**WHAT YOU WILL DO:** Reproduce the data in full, exactly as it appears.

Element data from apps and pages
== == ==

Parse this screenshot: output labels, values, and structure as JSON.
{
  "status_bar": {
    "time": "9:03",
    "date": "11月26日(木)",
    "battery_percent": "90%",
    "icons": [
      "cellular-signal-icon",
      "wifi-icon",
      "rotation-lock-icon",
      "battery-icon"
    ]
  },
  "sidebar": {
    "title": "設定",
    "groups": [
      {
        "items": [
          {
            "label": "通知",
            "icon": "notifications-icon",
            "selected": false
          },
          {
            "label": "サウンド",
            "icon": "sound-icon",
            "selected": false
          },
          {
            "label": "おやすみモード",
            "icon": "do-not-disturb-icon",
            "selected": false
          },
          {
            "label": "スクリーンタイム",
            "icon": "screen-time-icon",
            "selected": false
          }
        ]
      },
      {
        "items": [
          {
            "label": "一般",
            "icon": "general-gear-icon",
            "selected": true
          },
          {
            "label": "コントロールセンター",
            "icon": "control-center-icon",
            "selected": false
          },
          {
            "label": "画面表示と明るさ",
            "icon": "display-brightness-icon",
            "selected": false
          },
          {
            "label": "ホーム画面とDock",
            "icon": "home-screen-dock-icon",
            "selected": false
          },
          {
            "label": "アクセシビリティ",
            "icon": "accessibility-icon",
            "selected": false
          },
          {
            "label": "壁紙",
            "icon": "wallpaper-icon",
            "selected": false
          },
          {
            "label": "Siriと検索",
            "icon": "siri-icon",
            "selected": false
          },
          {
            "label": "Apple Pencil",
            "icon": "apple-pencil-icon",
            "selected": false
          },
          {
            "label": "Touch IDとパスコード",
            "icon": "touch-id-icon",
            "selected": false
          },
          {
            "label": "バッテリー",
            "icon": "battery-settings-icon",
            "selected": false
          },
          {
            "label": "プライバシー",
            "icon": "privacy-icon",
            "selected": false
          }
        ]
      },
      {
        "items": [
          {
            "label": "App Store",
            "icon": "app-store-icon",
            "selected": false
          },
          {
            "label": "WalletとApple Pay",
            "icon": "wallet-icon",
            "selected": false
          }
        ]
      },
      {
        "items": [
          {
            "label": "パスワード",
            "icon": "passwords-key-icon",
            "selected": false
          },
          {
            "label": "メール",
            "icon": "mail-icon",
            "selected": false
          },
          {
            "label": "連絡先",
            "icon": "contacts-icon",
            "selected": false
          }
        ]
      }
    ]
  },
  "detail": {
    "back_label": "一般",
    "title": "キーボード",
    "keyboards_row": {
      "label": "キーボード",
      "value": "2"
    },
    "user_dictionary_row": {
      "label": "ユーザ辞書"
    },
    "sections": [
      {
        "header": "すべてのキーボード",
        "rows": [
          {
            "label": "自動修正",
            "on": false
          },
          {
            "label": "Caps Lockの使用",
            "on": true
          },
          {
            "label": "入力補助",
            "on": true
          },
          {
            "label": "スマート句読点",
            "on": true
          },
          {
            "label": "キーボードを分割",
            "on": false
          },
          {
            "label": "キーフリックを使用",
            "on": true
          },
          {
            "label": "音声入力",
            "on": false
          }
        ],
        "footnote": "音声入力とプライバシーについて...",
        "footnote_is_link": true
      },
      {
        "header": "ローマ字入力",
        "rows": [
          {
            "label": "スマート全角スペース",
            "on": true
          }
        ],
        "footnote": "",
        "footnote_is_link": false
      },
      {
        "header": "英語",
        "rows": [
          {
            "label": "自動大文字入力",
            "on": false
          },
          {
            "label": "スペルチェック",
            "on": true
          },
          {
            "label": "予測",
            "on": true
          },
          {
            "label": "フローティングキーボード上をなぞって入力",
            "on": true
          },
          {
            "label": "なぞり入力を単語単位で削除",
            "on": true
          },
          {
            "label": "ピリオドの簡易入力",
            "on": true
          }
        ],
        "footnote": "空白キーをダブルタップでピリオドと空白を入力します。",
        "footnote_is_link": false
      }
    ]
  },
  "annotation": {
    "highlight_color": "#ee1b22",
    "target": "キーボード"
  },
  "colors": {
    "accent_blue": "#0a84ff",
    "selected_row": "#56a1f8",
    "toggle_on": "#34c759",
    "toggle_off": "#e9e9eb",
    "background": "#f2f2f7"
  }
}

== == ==

**RESPONSE TO THE EXERCISE:**
Parse this screenshot: output labels, values, and structure as JSON.
{
  "status_bar": {
    "time": "9:03",
    "date": "11月26日(木)",
    "battery_percent": "90%",
    "icons": [
      "cellular-signal-icon",
      "wifi-icon",
      "rotation-lock-icon",
      "battery-icon"
    ]
  },
  "sidebar": {
    "title": "設定",
    "groups": [
      {
        "items": [
          {
            "label": "通知",
            "icon": "notifications-icon",
            "selected": false
          },
          {
            "label": "サウンド",
            "icon": "sound-icon",
            "selected": false
          },
          {
            "label": "おやすみモード",
            "icon": "do-not-disturb-icon",
            "selected": false
          },
          {
            "label": "スクリーンタイム",
            "icon": "screen-time-icon",
            "selected": false
          }
        ]
      },
      {
        "items": [
          {
            "label": "一般",
            "icon": "general-gear-icon",
            "selected": true
          },
          {
            "label": "コントロールセンター",
            "icon": "control-center-icon",
            "selected": false
          },
          {
            "label": "画面表示と明るさ",
            "icon": "display-brightness-icon",
            "selected": false
          },
          {
            "label": "ホーム画面とDock",
            "icon": "home-screen-dock-icon",
            "selected": false
          },
          {
            "label": "アクセシビリティ",
            "icon": "accessibility-icon",
            "selected": false
          },
          {
            "label": "壁紙",
            "icon": "wallpaper-icon",
            "selected": false
          },
          {
            "label": "Siriと検索",
            "icon": "siri-icon",
            "selected": false
          },
          {
            "label": "Apple Pencil",
            "icon": "apple-pencil-icon",
            "selected": false
          },
          {
            "label": "Touch IDとパスコード",
            "icon": "touch-id-icon",
            "selected": false
          },
          {
            "label": "バッテリー",
            "icon": "battery-settings-icon",
            "selected": false
          },
          {
            "label": "プライバシー",
            "icon": "privacy-icon",
            "selected": false
          }
        ]
      },
      {
        "items": [
          {
            "label": "App Store",
            "icon": "app-store-icon",
            "selected": false
          },
          {
            "label": "WalletとApple Pay",
            "icon": "wallet-icon",
            "selected": false
          }
        ]
      },
      {
        "items": [
          {
            "label": "パスワード",
            "icon": "passwords-key-icon",
            "selected": false
          },
          {
            "label": "メール",
            "icon": "mail-icon",
            "selected": false
          },
          {
            "label": "連絡先",
            "icon": "contacts-icon",
            "selected": false
          }
        ]
      }
    ]
  },
  "detail": {
    "back_label": "一般",
    "title": "キーボード",
    "keyboards_row": {
      "label": "キーボード",
      "value": "2"
    },
    "user_dictionary_row": {
      "label": "ユーザ辞書"
    },
    "sections": [
      {
        "header": "すべてのキーボード",
        "rows": [
          {
            "label": "自動修正",
            "on": false
          },
          {
            "label": "Caps Lockの使用",
            "on": true
          },
          {
            "label": "入力補助",
            "on": true
          },
          {
            "label": "スマート句読点",
            "on": true
          },
          {
            "label": "キーボードを分割",
            "on": false
          },
          {
            "label": "キーフリックを使用",
            "on": true
          },
          {
            "label": "音声入力",
            "on": false
          }
        ],
        "footnote": "音声入力とプライバシーについて...",
        "footnote_is_link": true
      },
      {
        "header": "ローマ字入力",
        "rows": [
          {
            "label": "スマート全角スペース",
            "on": true
          }
        ],
        "footnote": "",
        "footnote_is_link": false
      },
      {
        "header": "英語",
        "rows": [
          {
            "label": "自動大文字入力",
            "on": false
          },
          {
            "label": "スペルチェック",
            "on": true
          },
          {
            "label": "予測",
            "on": true
          },
          {
            "label": "フローティングキーボード上をなぞって入力",
            "on": true
          },
          {
            "label": "なぞり入力を単語単位で削除",
            "on": true
          },
          {
            "label": "ピリオドの簡易入力",
            "on": true
          }
        ],
        "footnote": "空白キーをダブルタップでピリオドと空白を入力します。",
        "footnote_is_link": false
      }
    ]
  },
  "annotation": {
    "highlight_color": "#ee1b22",
    "target": "キーボード"
  },
  "colors": {
    "accent_blue": "#0a84ff",
    "selected_row": "#56a1f8",
    "toggle_on": "#34c759",
    "toggle_off": "#e9e9eb",
    "background": "#f2f2f7"
  }
}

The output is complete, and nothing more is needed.